Qualified Charitable Distribution

  • Qualified Charitable Distributions from IRAs

    A qualified charitable distribution (QCD), also known as an IRA charitable rollover gift, allows individuals 70 ½ or older to make an outright gift of up to $100,000 from an IRA directly to the College and exclude it from taxable income.


    • The IRA account holder must be age 70 1/2 or older at the time the distribution is made to the College.
    • Distributions are limited to $100,000 per individual per year and must be transferred directly from the IRA custodian to the College.
    • Distributions can only be directed from a traditional or Roth IRA (not from a retirement plan such as a 401(k), 403(b), etc.).
    • Distributions cannot be made to a donor advised fund or supporting organization (including most private foundations) or used to fund a charitable gift annuity or charitable remainder trust.

    No goods, services, or income can be received by the donor in exchange for the gift. Donors should consult their financial adviser; as other requirements may apply.


    • Satisfies all or part of annual required minimum distributions (RMD) and provides a charitable giving strategy for donors who do not need the additional income.
    • May be used to fulfill any outstanding pledges.
    • Maximizes giving by allowing donors to give outside of the 60 percent of adjusted gross income (AGI) charitable deduction limit.
    • Provides value for non-itemizers and donors who live in states that do not allow charitable deductions.
    • Minimizes tax liability and can put donors at a lower threshold for Medicare premiums by reducing income.

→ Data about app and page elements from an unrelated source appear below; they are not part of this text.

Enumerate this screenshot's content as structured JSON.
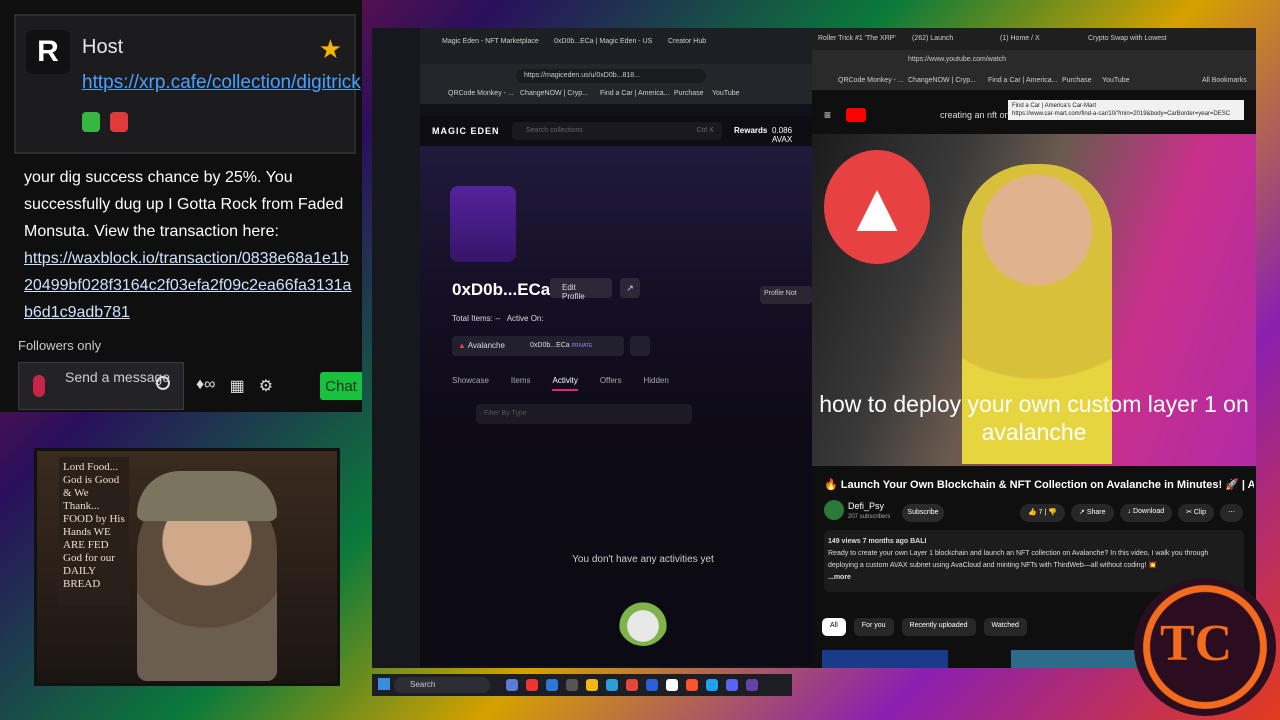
{
  "chat": {
    "host_initial": "R",
    "host_label": "Host",
    "host_link": "https://xrp.cafe/collection/digitrick",
    "message_line1": "your dig success chance by 25%. You successfully dug up I Gotta Rock from Faded Monsuta. View the transaction here:",
    "message_link": "https://waxblock.io/transaction/0838e68a1e1b20499bf028f3164c2f03efa2f09c2ea66fa3131ab6d1c9adb781",
    "followers_only": "Followers only",
    "send_placeholder": "Send a message",
    "chat_button": "Chat"
  },
  "webcam": {
    "sign_text": "Lord Food... God is Good & We Thank... FOOD by His Hands WE ARE FED God for our DAILY BREAD"
  },
  "magic_eden": {
    "tabs": [
      "Magic Eden - NFT Marketplace",
      "0xD0b...ECa | Magic Eden - US",
      "Creator Hub"
    ],
    "url": "https://magiceden.us/u/0xD0b...818...",
    "bookmarks": [
      "QRCode Monkey - ...",
      "ChangeNOW | Cryp...",
      "Find a Car | America...",
      "Purchase",
      "YouTube"
    ],
    "logo": "MAGIC EDEN",
    "search_placeholder": "Search collections",
    "search_shortcut": "Ctrl K",
    "rewards": "Rewards",
    "balance": "0.086 AVAX",
    "profile_note": "Profile Not",
    "profile_name": "0xD0b...ECa",
    "edit_profile": "Edit Profile",
    "total_items_label": "Total Items:",
    "total_items_value": "--",
    "active_on_label": "Active On:",
    "chain": "Avalanche",
    "wallet": "0xD0b...ECa",
    "wallet_badge": "PRIVATE",
    "profile_tabs": [
      "Showcase",
      "Items",
      "Activity",
      "Offers",
      "Hidden"
    ],
    "active_tab": "Activity",
    "filter_placeholder": "Filter By Type",
    "empty_text": "You don't have any activities yet"
  },
  "youtube": {
    "tabs": [
      "Roller Trick #1 'The XRP'",
      "(262) Launch",
      "(1) Home / X",
      "Crypto Swap with Lowest"
    ],
    "url": "https://www.youtube.com/watch",
    "bookmarks": [
      "QRCode Monkey - ...",
      "ChangeNOW | Cryp...",
      "Find a Car | America...",
      "Purchase",
      "YouTube",
      "All Bookmarks"
    ],
    "search_query": "creating an nft on av",
    "tooltip_line1": "Find a Car | America's Car-Mart",
    "tooltip_line2": "https://www.car-mart.com/find-a-car/10/?min=2019&body=CarBorder=year=DESC",
    "video_caption": "how to deploy your own custom layer 1 on avalanche",
    "video_title": "🔥 Launch Your Own Blockchain & NFT Collection on Avalanche in Minutes! 🚀 | AVAX Guide",
    "channel_name": "Defi_Psy",
    "channel_subs": "207 subscribers",
    "subscribe": "Subscribe",
    "likes": "7",
    "share": "Share",
    "download": "Download",
    "clip": "Clip",
    "views_line": "149 views  7 months ago  BALI",
    "description": "Ready to create your own Layer 1 blockchain and launch an NFT collection on Avalanche? In this video, I walk you through deploying a custom AVAX subnet using AvaCloud and minting NFTs with ThirdWeb—all without coding! 💥",
    "more": "...more",
    "chips": [
      "All",
      "For you",
      "Recently uploaded",
      "Watched"
    ]
  },
  "taskbar": {
    "search": "Search"
  },
  "badge": {
    "text": "TC"
  },
  "colors": {
    "accent_me": "#e42575",
    "yt_red": "#ff0000",
    "avax_red": "#e84142",
    "chat_green": "#19c23d"
  }
}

    Donors should work closely with their IRA custodian to request a direct distribution to the College.


    A gift of real estate to Baltimore City Community College is a unique way to provide a lasting benefit to education and research. It is also a convenient way for you to enjoy a charitable deduction based on the current fair market value of your property and to reduce the size and complexity of your estate.


    Federal law has special incentives in place to encourage certain forms of private philanthropy, especially gifts of real estate. Giving real estate can result in significant benefits including:

    • Reduced income and estate taxes
    • Avoidance of capital gains taxes
    • Lifetime income for you or loved ones
    • Continued use of the contributed property during your life

    Because a gift of real estate will usually be sold as soon as practicable after it is gifted, the real estate must be free of debt and must be readily marketable. An added benefit is that in most cases, all aspects of its sale are handled by the College.


    Not only can real estate be used to make outright gifts, it can also be used to make future gifts to the College. For example, should you wish to give a remainder interest in a piece of real estate now but still desire to live in or continue to vacation in the property for the rest of your life, you may do so. This is known as a retained life estate. 

    On the other hand, if you have a need for current income, you may wish to use a piece of real estate that you no longer wish to use to fund a trust which will provide valuable financial support to you and your family for years to come.

    Qualified Charitable Distribution Cycle


    The information on this page relating to Gift Planning is intended to provide general information that we hope will be helpful to you in your tax, estate, and charitable planning. It is not intended as legal advice and should not be relied upon as legal advice. Figures, calculations, and tax information are based on federal tax laws, regulations, rulings, and rates applicable at the time such information was prepared. Individual state laws may have an impact on the availability of gift annuities. For advice or assistance with your particular situation, you should consult an attorney or other professional adviser.